WHAT THE TASK REQUIRES: Go through the records below and report each line with "title" in it.

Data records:

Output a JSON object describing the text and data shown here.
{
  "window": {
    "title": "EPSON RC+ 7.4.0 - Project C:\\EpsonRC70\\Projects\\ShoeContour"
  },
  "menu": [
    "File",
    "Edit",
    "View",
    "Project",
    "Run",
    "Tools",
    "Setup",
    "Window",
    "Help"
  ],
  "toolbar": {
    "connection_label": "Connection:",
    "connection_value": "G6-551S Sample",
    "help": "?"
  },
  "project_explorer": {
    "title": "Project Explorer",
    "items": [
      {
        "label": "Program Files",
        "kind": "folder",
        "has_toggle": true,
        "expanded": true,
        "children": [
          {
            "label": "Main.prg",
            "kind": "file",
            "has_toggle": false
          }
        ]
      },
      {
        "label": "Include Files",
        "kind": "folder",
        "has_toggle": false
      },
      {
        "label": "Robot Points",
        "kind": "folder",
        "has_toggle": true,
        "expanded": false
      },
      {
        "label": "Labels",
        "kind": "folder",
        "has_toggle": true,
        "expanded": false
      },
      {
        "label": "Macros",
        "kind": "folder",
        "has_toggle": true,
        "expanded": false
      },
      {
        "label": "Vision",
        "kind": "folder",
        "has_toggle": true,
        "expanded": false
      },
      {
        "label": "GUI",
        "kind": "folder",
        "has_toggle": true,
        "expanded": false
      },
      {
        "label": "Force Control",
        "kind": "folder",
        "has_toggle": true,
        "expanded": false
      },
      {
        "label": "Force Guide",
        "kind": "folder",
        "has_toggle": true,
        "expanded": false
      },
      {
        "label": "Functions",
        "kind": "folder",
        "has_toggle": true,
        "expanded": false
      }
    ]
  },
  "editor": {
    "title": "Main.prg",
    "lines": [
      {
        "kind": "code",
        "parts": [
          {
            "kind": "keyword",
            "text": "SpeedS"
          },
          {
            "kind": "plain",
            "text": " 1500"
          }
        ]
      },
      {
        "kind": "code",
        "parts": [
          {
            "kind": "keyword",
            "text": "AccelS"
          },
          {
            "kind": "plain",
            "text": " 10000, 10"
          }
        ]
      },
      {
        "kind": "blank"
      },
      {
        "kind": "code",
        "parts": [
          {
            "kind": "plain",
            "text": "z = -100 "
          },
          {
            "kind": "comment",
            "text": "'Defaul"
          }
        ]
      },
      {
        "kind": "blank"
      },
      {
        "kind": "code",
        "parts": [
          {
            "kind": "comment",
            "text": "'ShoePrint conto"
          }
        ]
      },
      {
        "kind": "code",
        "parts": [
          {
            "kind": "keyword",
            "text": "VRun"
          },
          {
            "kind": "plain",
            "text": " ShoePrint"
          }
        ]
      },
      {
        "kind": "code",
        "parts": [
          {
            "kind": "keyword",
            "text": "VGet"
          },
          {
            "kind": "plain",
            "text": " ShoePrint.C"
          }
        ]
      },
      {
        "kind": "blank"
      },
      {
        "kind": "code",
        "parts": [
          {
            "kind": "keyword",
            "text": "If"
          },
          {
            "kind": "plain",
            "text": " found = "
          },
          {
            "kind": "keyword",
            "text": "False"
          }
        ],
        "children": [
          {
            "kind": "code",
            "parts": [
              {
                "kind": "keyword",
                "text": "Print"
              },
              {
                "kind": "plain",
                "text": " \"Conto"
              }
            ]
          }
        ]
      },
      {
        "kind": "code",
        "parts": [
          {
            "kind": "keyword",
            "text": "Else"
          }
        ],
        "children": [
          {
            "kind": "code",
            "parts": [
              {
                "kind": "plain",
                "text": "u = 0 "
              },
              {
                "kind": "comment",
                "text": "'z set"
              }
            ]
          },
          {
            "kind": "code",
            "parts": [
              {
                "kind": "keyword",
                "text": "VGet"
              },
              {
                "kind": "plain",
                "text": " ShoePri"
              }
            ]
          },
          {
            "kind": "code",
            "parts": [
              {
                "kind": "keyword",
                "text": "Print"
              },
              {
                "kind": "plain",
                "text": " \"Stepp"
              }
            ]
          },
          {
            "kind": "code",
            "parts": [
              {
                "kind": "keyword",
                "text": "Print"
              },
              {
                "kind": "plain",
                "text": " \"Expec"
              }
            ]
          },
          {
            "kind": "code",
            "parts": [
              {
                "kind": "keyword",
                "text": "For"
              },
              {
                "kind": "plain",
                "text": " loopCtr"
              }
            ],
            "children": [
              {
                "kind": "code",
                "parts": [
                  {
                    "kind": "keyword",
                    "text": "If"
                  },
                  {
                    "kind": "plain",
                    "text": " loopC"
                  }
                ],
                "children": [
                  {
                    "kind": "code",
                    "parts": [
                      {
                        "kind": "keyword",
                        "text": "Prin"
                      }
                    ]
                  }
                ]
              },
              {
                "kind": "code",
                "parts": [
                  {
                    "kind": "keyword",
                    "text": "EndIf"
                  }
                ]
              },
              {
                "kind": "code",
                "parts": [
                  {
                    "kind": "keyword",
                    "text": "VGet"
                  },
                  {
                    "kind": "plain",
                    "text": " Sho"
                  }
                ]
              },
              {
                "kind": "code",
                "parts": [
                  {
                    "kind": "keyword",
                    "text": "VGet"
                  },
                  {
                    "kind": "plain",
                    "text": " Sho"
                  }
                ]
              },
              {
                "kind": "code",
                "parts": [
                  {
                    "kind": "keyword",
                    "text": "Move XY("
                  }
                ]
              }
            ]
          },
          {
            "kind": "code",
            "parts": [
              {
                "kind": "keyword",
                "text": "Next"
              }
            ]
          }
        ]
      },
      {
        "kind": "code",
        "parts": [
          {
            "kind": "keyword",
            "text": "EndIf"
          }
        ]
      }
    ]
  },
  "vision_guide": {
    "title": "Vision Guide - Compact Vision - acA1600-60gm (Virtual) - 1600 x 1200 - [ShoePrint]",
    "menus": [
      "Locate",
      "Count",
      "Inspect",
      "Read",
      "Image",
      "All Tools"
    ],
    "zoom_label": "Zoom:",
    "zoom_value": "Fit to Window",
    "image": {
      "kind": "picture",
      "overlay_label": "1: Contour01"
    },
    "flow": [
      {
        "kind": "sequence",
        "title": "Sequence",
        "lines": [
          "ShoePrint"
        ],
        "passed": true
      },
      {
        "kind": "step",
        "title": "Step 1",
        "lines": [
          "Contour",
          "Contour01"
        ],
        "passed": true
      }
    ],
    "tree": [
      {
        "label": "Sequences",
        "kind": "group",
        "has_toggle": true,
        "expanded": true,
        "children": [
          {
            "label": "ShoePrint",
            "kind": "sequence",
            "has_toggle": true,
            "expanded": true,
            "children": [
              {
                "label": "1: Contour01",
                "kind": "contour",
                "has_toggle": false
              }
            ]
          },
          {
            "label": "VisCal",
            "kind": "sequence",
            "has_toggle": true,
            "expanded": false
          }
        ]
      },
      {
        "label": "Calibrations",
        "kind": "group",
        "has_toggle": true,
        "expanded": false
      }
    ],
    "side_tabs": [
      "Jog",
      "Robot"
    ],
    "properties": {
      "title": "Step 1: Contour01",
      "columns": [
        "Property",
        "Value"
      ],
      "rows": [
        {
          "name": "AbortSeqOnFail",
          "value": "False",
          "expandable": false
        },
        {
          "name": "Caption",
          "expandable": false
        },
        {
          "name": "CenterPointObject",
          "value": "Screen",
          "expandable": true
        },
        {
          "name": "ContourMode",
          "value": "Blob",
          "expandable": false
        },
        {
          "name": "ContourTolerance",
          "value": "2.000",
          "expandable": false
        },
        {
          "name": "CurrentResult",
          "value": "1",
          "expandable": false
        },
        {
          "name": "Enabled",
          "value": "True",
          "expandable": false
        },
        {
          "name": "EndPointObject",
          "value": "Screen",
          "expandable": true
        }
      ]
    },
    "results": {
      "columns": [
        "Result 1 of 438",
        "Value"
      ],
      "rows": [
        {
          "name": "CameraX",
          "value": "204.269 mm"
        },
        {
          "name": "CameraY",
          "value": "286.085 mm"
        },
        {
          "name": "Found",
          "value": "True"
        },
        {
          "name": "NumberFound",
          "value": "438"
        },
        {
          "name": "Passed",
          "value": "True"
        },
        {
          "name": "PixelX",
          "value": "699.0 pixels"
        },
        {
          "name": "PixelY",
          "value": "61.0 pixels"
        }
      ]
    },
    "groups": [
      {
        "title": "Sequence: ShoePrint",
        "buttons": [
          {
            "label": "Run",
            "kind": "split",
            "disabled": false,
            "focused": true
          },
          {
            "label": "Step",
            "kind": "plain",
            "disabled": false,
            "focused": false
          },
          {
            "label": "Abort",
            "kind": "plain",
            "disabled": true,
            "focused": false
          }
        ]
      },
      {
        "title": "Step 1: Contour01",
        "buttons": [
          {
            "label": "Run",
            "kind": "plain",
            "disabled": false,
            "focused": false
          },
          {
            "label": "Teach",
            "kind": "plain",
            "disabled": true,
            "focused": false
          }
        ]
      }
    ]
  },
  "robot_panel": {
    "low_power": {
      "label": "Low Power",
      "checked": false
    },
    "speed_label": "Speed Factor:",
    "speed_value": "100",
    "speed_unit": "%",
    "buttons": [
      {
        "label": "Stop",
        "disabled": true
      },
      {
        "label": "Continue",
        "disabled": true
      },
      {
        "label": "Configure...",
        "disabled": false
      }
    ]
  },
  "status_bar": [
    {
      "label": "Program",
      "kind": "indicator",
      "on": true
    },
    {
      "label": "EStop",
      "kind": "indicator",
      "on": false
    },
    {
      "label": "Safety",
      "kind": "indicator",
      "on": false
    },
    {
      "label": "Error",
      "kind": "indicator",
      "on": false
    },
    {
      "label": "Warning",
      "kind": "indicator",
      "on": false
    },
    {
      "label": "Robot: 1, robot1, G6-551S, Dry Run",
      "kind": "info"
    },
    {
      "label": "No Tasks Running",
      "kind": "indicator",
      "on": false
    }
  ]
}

EXERCISE ANSWER:
    "title": "EPSON RC+ 7.4.0 - Project C:\\EpsonRC70\\Projects\\ShoeContour"
    "title": "Project Explorer",
    "title": "Main.prg",
    "title": "Vision Guide - Compact Vision - acA1600-60gm (Virtual) - 1600 x 1200 - [ShoePrint]",
        "title": "Sequence",
        "title": "Step 1",
      "title": "Step 1: Contour01",
        "title": "Sequence: ShoePrint",
        "title": "Step 1: Contour01",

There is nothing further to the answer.